“We sweep away all of the religious and moral arguments people get snagged in, in Australia,” says Douglas.

“A lot of small parties are obsessed with these things, but we will respect the views of the electorate.”

Looking to improve the lives of normal Australians, Douglas says the biggest problem that Australians have had recently, is the government.

“There has been so much bad government over the years our cost of living has been pushed out, we have been over taxed by way of fees.

“The government are double dipping, we pay our taxes and the government charges us back on other fees to support this constantly gloating monster you can never throw enough money at.” 


Superannuation access

The aim of this policy is to give the average mortgage owner a helping hand.

“We want to give a break to the Mums and Dads of the country and those people who are paying their mortgages. We believe their financial progress can be hastened by being able to access a portion of their superannuation to reduce their home mortgage,” says Douglas.
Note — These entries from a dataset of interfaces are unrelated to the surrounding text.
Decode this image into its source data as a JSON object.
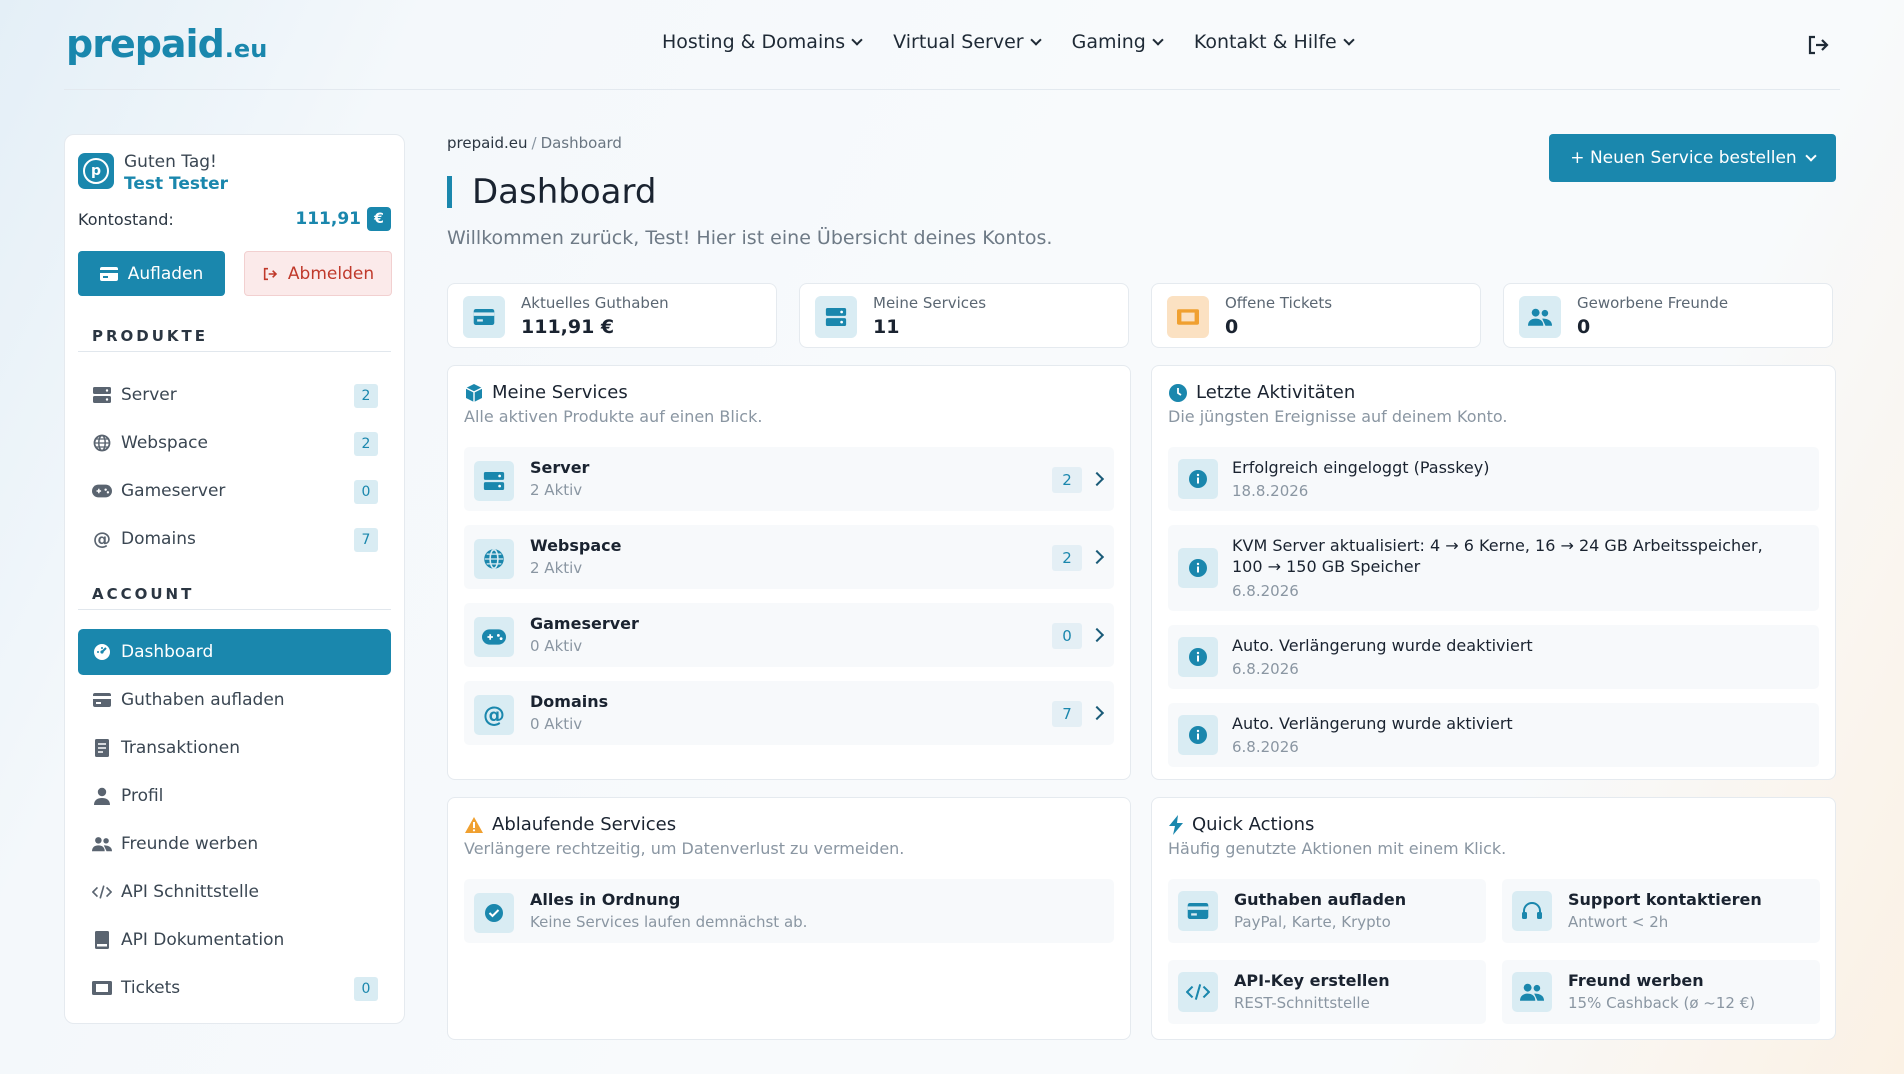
{
  "brand": {
    "name": "prepaid",
    "tld": ".eu",
    "color": "#1a87ad"
  },
  "nav": [
    {
      "label": "Hosting & Domains"
    },
    {
      "label": "Virtual Server"
    },
    {
      "label": "Gaming"
    },
    {
      "label": "Kontakt & Hilfe"
    }
  ],
  "user": {
    "greeting": "Guten Tag!",
    "name": "Test Tester",
    "balance_label": "Kontostand:",
    "balance": "111,91",
    "currency": "€",
    "topup_label": "Aufladen",
    "logout_label": "Abmelden"
  },
  "sidebar": {
    "products_title": "PRODUKTE",
    "products": [
      {
        "label": "Server",
        "count": "2",
        "icon": "server-icon"
      },
      {
        "label": "Webspace",
        "count": "2",
        "icon": "globe-icon"
      },
      {
        "label": "Gameserver",
        "count": "0",
        "icon": "gamepad-icon"
      },
      {
        "label": "Domains",
        "count": "7",
        "icon": "at-icon"
      }
    ],
    "account_title": "ACCOUNT",
    "account": [
      {
        "label": "Dashboard",
        "icon": "dashboard-icon"
      },
      {
        "label": "Guthaben aufladen",
        "icon": "card-icon"
      },
      {
        "label": "Transaktionen",
        "icon": "receipt-icon"
      },
      {
        "label": "Profil",
        "icon": "user-icon"
      },
      {
        "label": "Freunde werben",
        "icon": "users-icon"
      },
      {
        "label": "API Schnittstelle",
        "icon": "code-icon"
      },
      {
        "label": "API Dokumentation",
        "icon": "book-icon"
      },
      {
        "label": "Tickets",
        "count": "0",
        "icon": "ticket-icon"
      }
    ]
  },
  "breadcrumb": {
    "root": "prepaid.eu",
    "separator": "/",
    "current": "Dashboard"
  },
  "page": {
    "title": "Dashboard",
    "subtitle": "Willkommen zurück, Test! Hier ist eine Übersicht deines Kontos.",
    "order_button": "+ Neuen Service bestellen"
  },
  "stats": [
    {
      "label": "Aktuelles Guthaben",
      "value": "111,91 €",
      "icon": "card-icon"
    },
    {
      "label": "Meine Services",
      "value": "11",
      "icon": "server-icon"
    },
    {
      "label": "Offene Tickets",
      "value": "0",
      "icon": "ticket-icon"
    },
    {
      "label": "Geworbene Freunde",
      "value": "0",
      "icon": "users-icon"
    }
  ],
  "services": {
    "title": "Meine Services",
    "subtitle": "Alle aktiven Produkte auf einen Blick.",
    "items": [
      {
        "name": "Server",
        "status": "2 Aktiv",
        "count": "2",
        "icon": "server-icon"
      },
      {
        "name": "Webspace",
        "status": "2 Aktiv",
        "count": "2",
        "icon": "globe-icon"
      },
      {
        "name": "Gameserver",
        "status": "0 Aktiv",
        "count": "0",
        "icon": "gamepad-icon"
      },
      {
        "name": "Domains",
        "status": "0 Aktiv",
        "count": "7",
        "icon": "at-icon"
      }
    ]
  },
  "activities": {
    "title": "Letzte Aktivitäten",
    "subtitle": "Die jüngsten Ereignisse auf deinem Konto.",
    "items": [
      {
        "text": "Erfolgreich eingeloggt (Passkey)",
        "date": "18.8.2026"
      },
      {
        "text": "KVM Server aktualisiert: 4 → 6 Kerne, 16 → 24 GB Arbeitsspeicher, 100 → 150 GB Speicher",
        "date": "6.8.2026"
      },
      {
        "text": "Auto. Verlängerung wurde deaktiviert",
        "date": "6.8.2026"
      },
      {
        "text": "Auto. Verlängerung wurde aktiviert",
        "date": "6.8.2026"
      }
    ]
  },
  "expiring": {
    "title": "Ablaufende Services",
    "subtitle": "Verlängere rechtzeitig, um Datenverlust zu vermeiden.",
    "status_title": "Alles in Ordnung",
    "status_sub": "Keine Services laufen demnächst ab."
  },
  "quick": {
    "title": "Quick Actions",
    "subtitle": "Häufig genutzte Aktionen mit einem Klick.",
    "items": [
      {
        "title": "Guthaben aufladen",
        "sub": "PayPal, Karte, Krypto",
        "icon": "card-icon"
      },
      {
        "title": "Support kontaktieren",
        "sub": "Antwort < 2h",
        "icon": "headset-icon"
      },
      {
        "title": "API-Key erstellen",
        "sub": "REST-Schnittstelle",
        "icon": "code-icon"
      },
      {
        "title": "Freund werben",
        "sub": "15% Cashback (ø ~12 €)",
        "icon": "users-icon"
      }
    ]
  }
}
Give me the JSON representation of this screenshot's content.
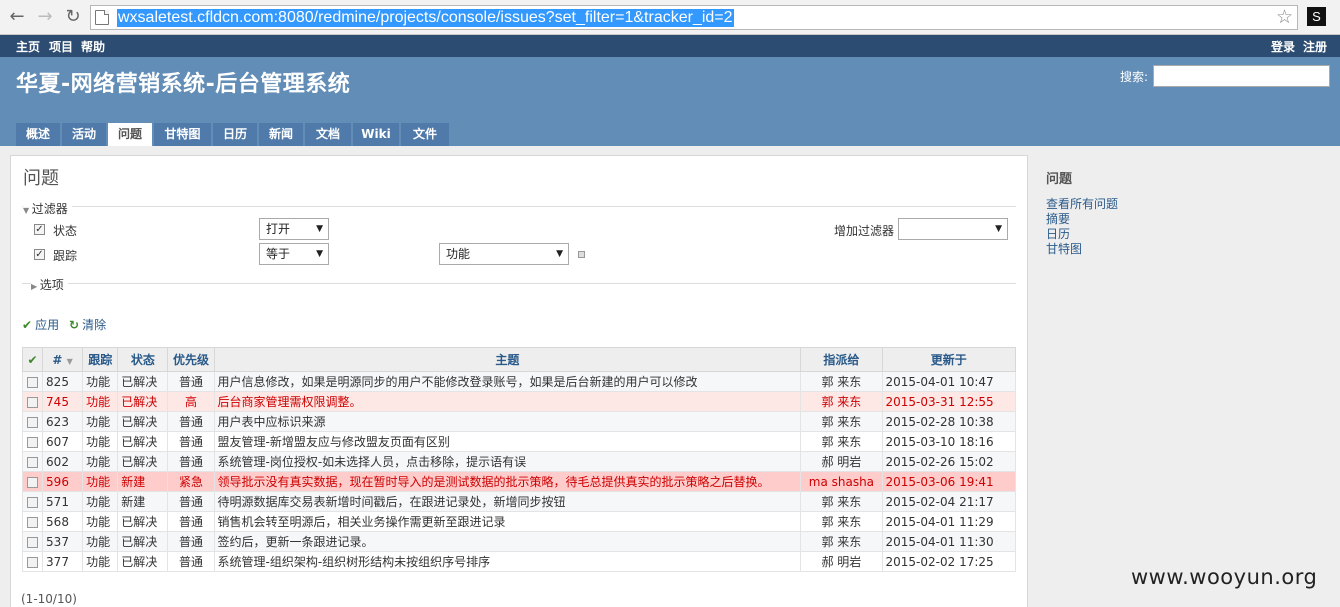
{
  "browser": {
    "url": "wxsaletest.cfldcn.com:8080/redmine/projects/console/issues?set_filter=1&tracker_id=2",
    "ext_letter": "S"
  },
  "topmenu": {
    "home": "主页",
    "projects": "项目",
    "help": "帮助",
    "login": "登录",
    "register": "注册"
  },
  "header": {
    "title": "华夏-网络营销系统-后台管理系统",
    "search_label": "搜索:",
    "tabs": [
      "概述",
      "活动",
      "问题",
      "甘特图",
      "日历",
      "新闻",
      "文档",
      "Wiki",
      "文件"
    ]
  },
  "main": {
    "heading": "问题",
    "filters": {
      "legend": "过滤器",
      "status_label": "状态",
      "status_op": "打开",
      "tracker_label": "跟踪",
      "tracker_op": "等于",
      "tracker_value": "功能",
      "add_filter_label": "增加过滤器"
    },
    "options_legend": "选项",
    "apply": "应用",
    "clear": "清除",
    "columns": [
      "#",
      "跟踪",
      "状态",
      "优先级",
      "主题",
      "指派给",
      "更新于"
    ],
    "rows": [
      {
        "id": "825",
        "tracker": "功能",
        "status": "已解决",
        "priority": "普通",
        "subject": "用户信息修改，如果是明源同步的用户不能修改登录账号，如果是后台新建的用户可以修改",
        "assignee": "郭 来东",
        "updated": "2015-04-01 10:47"
      },
      {
        "id": "745",
        "tracker": "功能",
        "status": "已解决",
        "priority": "高",
        "subject": "后台商家管理需权限调整。",
        "assignee": "郭 来东",
        "updated": "2015-03-31 12:55"
      },
      {
        "id": "623",
        "tracker": "功能",
        "status": "已解决",
        "priority": "普通",
        "subject": "用户表中应标识来源",
        "assignee": "郭 来东",
        "updated": "2015-02-28 10:38"
      },
      {
        "id": "607",
        "tracker": "功能",
        "status": "已解决",
        "priority": "普通",
        "subject": "盟友管理-新增盟友应与修改盟友页面有区别",
        "assignee": "郭 来东",
        "updated": "2015-03-10 18:16"
      },
      {
        "id": "602",
        "tracker": "功能",
        "status": "已解决",
        "priority": "普通",
        "subject": "系统管理-岗位授权-如未选择人员，点击移除，提示语有误",
        "assignee": "郝 明岩",
        "updated": "2015-02-26 15:02"
      },
      {
        "id": "596",
        "tracker": "功能",
        "status": "新建",
        "priority": "紧急",
        "subject": "领导批示没有真实数据，现在暂时导入的是测试数据的批示策略，待毛总提供真实的批示策略之后替换。",
        "assignee": "ma shasha",
        "updated": "2015-03-06 19:41"
      },
      {
        "id": "571",
        "tracker": "功能",
        "status": "新建",
        "priority": "普通",
        "subject": "待明源数据库交易表新增时间戳后，在跟进记录处，新增同步按钮",
        "assignee": "郭 来东",
        "updated": "2015-02-04 21:17"
      },
      {
        "id": "568",
        "tracker": "功能",
        "status": "已解决",
        "priority": "普通",
        "subject": "销售机会转至明源后，相关业务操作需更新至跟进记录",
        "assignee": "郭 来东",
        "updated": "2015-04-01 11:29"
      },
      {
        "id": "537",
        "tracker": "功能",
        "status": "已解决",
        "priority": "普通",
        "subject": "签约后，更新一条跟进记录。",
        "assignee": "郭 来东",
        "updated": "2015-04-01 11:30"
      },
      {
        "id": "377",
        "tracker": "功能",
        "status": "已解决",
        "priority": "普通",
        "subject": "系统管理-组织架构-组织树形结构未按组织序号排序",
        "assignee": "郝 明岩",
        "updated": "2015-02-02 17:25"
      }
    ],
    "pager": "(1-10/10)"
  },
  "sidebar": {
    "heading": "问题",
    "links": [
      "查看所有问题",
      "摘要",
      "日历",
      "甘特图"
    ]
  },
  "watermark": "www.wooyun.org",
  "colors": {
    "header": "#628db6",
    "topmenu": "#2c4c72",
    "tab": "#507aaa",
    "link": "#2a5a8a",
    "urgent_row": "#ffcccc",
    "high_row": "#fee8e6"
  }
}
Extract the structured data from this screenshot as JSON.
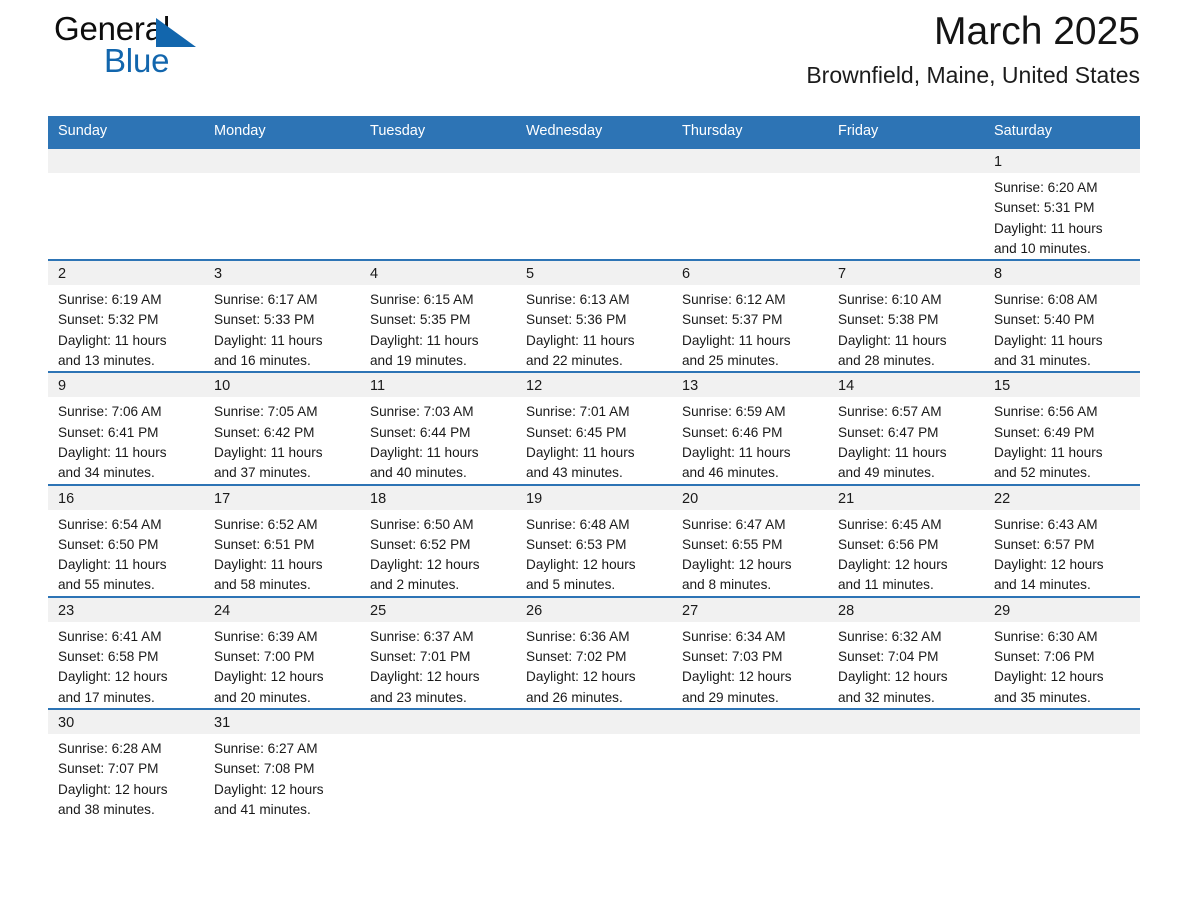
{
  "brand": {
    "name_part1": "General",
    "name_part2": "Blue",
    "flag_icon": "blue-triangle-flag-icon",
    "color_black": "#0d0d0d",
    "color_blue": "#1266ad"
  },
  "header": {
    "month_title": "March 2025",
    "location": "Brownfield, Maine, United States"
  },
  "theme": {
    "header_row_bg": "#2d74b5",
    "day_number_bg": "#f1f1f1",
    "rule_color": "#2d74b5"
  },
  "weekday_headers": [
    "Sunday",
    "Monday",
    "Tuesday",
    "Wednesday",
    "Thursday",
    "Friday",
    "Saturday"
  ],
  "labels": {
    "sunrise_prefix": "Sunrise:",
    "sunset_prefix": "Sunset:",
    "daylight_prefix": "Daylight:"
  },
  "weeks": [
    [
      {
        "day": "",
        "empty": true
      },
      {
        "day": "",
        "empty": true
      },
      {
        "day": "",
        "empty": true
      },
      {
        "day": "",
        "empty": true
      },
      {
        "day": "",
        "empty": true
      },
      {
        "day": "",
        "empty": true
      },
      {
        "day": "1",
        "sunrise": "Sunrise: 6:20 AM",
        "sunset": "Sunset: 5:31 PM",
        "daylight_l1": "Daylight: 11 hours",
        "daylight_l2": "and 10 minutes."
      }
    ],
    [
      {
        "day": "2",
        "sunrise": "Sunrise: 6:19 AM",
        "sunset": "Sunset: 5:32 PM",
        "daylight_l1": "Daylight: 11 hours",
        "daylight_l2": "and 13 minutes."
      },
      {
        "day": "3",
        "sunrise": "Sunrise: 6:17 AM",
        "sunset": "Sunset: 5:33 PM",
        "daylight_l1": "Daylight: 11 hours",
        "daylight_l2": "and 16 minutes."
      },
      {
        "day": "4",
        "sunrise": "Sunrise: 6:15 AM",
        "sunset": "Sunset: 5:35 PM",
        "daylight_l1": "Daylight: 11 hours",
        "daylight_l2": "and 19 minutes."
      },
      {
        "day": "5",
        "sunrise": "Sunrise: 6:13 AM",
        "sunset": "Sunset: 5:36 PM",
        "daylight_l1": "Daylight: 11 hours",
        "daylight_l2": "and 22 minutes."
      },
      {
        "day": "6",
        "sunrise": "Sunrise: 6:12 AM",
        "sunset": "Sunset: 5:37 PM",
        "daylight_l1": "Daylight: 11 hours",
        "daylight_l2": "and 25 minutes."
      },
      {
        "day": "7",
        "sunrise": "Sunrise: 6:10 AM",
        "sunset": "Sunset: 5:38 PM",
        "daylight_l1": "Daylight: 11 hours",
        "daylight_l2": "and 28 minutes."
      },
      {
        "day": "8",
        "sunrise": "Sunrise: 6:08 AM",
        "sunset": "Sunset: 5:40 PM",
        "daylight_l1": "Daylight: 11 hours",
        "daylight_l2": "and 31 minutes."
      }
    ],
    [
      {
        "day": "9",
        "sunrise": "Sunrise: 7:06 AM",
        "sunset": "Sunset: 6:41 PM",
        "daylight_l1": "Daylight: 11 hours",
        "daylight_l2": "and 34 minutes."
      },
      {
        "day": "10",
        "sunrise": "Sunrise: 7:05 AM",
        "sunset": "Sunset: 6:42 PM",
        "daylight_l1": "Daylight: 11 hours",
        "daylight_l2": "and 37 minutes."
      },
      {
        "day": "11",
        "sunrise": "Sunrise: 7:03 AM",
        "sunset": "Sunset: 6:44 PM",
        "daylight_l1": "Daylight: 11 hours",
        "daylight_l2": "and 40 minutes."
      },
      {
        "day": "12",
        "sunrise": "Sunrise: 7:01 AM",
        "sunset": "Sunset: 6:45 PM",
        "daylight_l1": "Daylight: 11 hours",
        "daylight_l2": "and 43 minutes."
      },
      {
        "day": "13",
        "sunrise": "Sunrise: 6:59 AM",
        "sunset": "Sunset: 6:46 PM",
        "daylight_l1": "Daylight: 11 hours",
        "daylight_l2": "and 46 minutes."
      },
      {
        "day": "14",
        "sunrise": "Sunrise: 6:57 AM",
        "sunset": "Sunset: 6:47 PM",
        "daylight_l1": "Daylight: 11 hours",
        "daylight_l2": "and 49 minutes."
      },
      {
        "day": "15",
        "sunrise": "Sunrise: 6:56 AM",
        "sunset": "Sunset: 6:49 PM",
        "daylight_l1": "Daylight: 11 hours",
        "daylight_l2": "and 52 minutes."
      }
    ],
    [
      {
        "day": "16",
        "sunrise": "Sunrise: 6:54 AM",
        "sunset": "Sunset: 6:50 PM",
        "daylight_l1": "Daylight: 11 hours",
        "daylight_l2": "and 55 minutes."
      },
      {
        "day": "17",
        "sunrise": "Sunrise: 6:52 AM",
        "sunset": "Sunset: 6:51 PM",
        "daylight_l1": "Daylight: 11 hours",
        "daylight_l2": "and 58 minutes."
      },
      {
        "day": "18",
        "sunrise": "Sunrise: 6:50 AM",
        "sunset": "Sunset: 6:52 PM",
        "daylight_l1": "Daylight: 12 hours",
        "daylight_l2": "and 2 minutes."
      },
      {
        "day": "19",
        "sunrise": "Sunrise: 6:48 AM",
        "sunset": "Sunset: 6:53 PM",
        "daylight_l1": "Daylight: 12 hours",
        "daylight_l2": "and 5 minutes."
      },
      {
        "day": "20",
        "sunrise": "Sunrise: 6:47 AM",
        "sunset": "Sunset: 6:55 PM",
        "daylight_l1": "Daylight: 12 hours",
        "daylight_l2": "and 8 minutes."
      },
      {
        "day": "21",
        "sunrise": "Sunrise: 6:45 AM",
        "sunset": "Sunset: 6:56 PM",
        "daylight_l1": "Daylight: 12 hours",
        "daylight_l2": "and 11 minutes."
      },
      {
        "day": "22",
        "sunrise": "Sunrise: 6:43 AM",
        "sunset": "Sunset: 6:57 PM",
        "daylight_l1": "Daylight: 12 hours",
        "daylight_l2": "and 14 minutes."
      }
    ],
    [
      {
        "day": "23",
        "sunrise": "Sunrise: 6:41 AM",
        "sunset": "Sunset: 6:58 PM",
        "daylight_l1": "Daylight: 12 hours",
        "daylight_l2": "and 17 minutes."
      },
      {
        "day": "24",
        "sunrise": "Sunrise: 6:39 AM",
        "sunset": "Sunset: 7:00 PM",
        "daylight_l1": "Daylight: 12 hours",
        "daylight_l2": "and 20 minutes."
      },
      {
        "day": "25",
        "sunrise": "Sunrise: 6:37 AM",
        "sunset": "Sunset: 7:01 PM",
        "daylight_l1": "Daylight: 12 hours",
        "daylight_l2": "and 23 minutes."
      },
      {
        "day": "26",
        "sunrise": "Sunrise: 6:36 AM",
        "sunset": "Sunset: 7:02 PM",
        "daylight_l1": "Daylight: 12 hours",
        "daylight_l2": "and 26 minutes."
      },
      {
        "day": "27",
        "sunrise": "Sunrise: 6:34 AM",
        "sunset": "Sunset: 7:03 PM",
        "daylight_l1": "Daylight: 12 hours",
        "daylight_l2": "and 29 minutes."
      },
      {
        "day": "28",
        "sunrise": "Sunrise: 6:32 AM",
        "sunset": "Sunset: 7:04 PM",
        "daylight_l1": "Daylight: 12 hours",
        "daylight_l2": "and 32 minutes."
      },
      {
        "day": "29",
        "sunrise": "Sunrise: 6:30 AM",
        "sunset": "Sunset: 7:06 PM",
        "daylight_l1": "Daylight: 12 hours",
        "daylight_l2": "and 35 minutes."
      }
    ],
    [
      {
        "day": "30",
        "sunrise": "Sunrise: 6:28 AM",
        "sunset": "Sunset: 7:07 PM",
        "daylight_l1": "Daylight: 12 hours",
        "daylight_l2": "and 38 minutes."
      },
      {
        "day": "31",
        "sunrise": "Sunrise: 6:27 AM",
        "sunset": "Sunset: 7:08 PM",
        "daylight_l1": "Daylight: 12 hours",
        "daylight_l2": "and 41 minutes."
      },
      {
        "day": "",
        "empty": true
      },
      {
        "day": "",
        "empty": true
      },
      {
        "day": "",
        "empty": true
      },
      {
        "day": "",
        "empty": true
      },
      {
        "day": "",
        "empty": true
      }
    ]
  ]
}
“This allows them to pay their house of sooner and protect their superannuation from losses which a lot of people have suffered and it’s tax effective.”

Greater support for university students

Students should be able to support themselves financially while studying.

“We believe supporting some of Australia’s most creative minds and making sure the education system points towards outcomes,” says Douglas.

“We are particularly interested in ensuring people studying have the financial support so they’re not out working half a dozen jobs to make ends meet.

“People who are studying need the opportunity to study and not live on the breadline. We are in favour of bringing in more scholarships to recognise the best and brightest so they can completely dedicate themselves to what they are doing and not worry about where their next meal is coming from.”


“We’ve got the resources of the world, yet some of the highest energy costs. Again that’s a fault of government, selling things off and corporatising it so you then have groups hell bent on satisfying their share holders,” says Douglas.

“There’s a stack of renewable energies and bio energy solutions, none of that has been properly embraced. There are great opportunities for sustainability in time it just needs government support.”

Despite their inexperience Douglas is extremely confident in achieving success at this election and in the future, as his party acts as a watchdog to the government who has been “asleep at the wheel”.

“We are very determined to make sure this country goes back to where it used to be, by avoiding the current trends of smaller businesses getting smaller, big businesses getting bigger and monopolies growing unchecked by regulators.”

“While we might be the newest party we are certainly going to become the most visible political force in Australia because we are the only party that is going to out and help these people and bring all communities behind us to get the change.”

The Australian Voice Party are fielding candidates in Victoria, Queensland, NSW and Western Australia, visit their website for further information.

Bridget Rollason is a third-year Bachelor of Journalism student and upstart’s Fashion and Lifestyle editor. You can follow her on Twitter: @Didgeriedoo.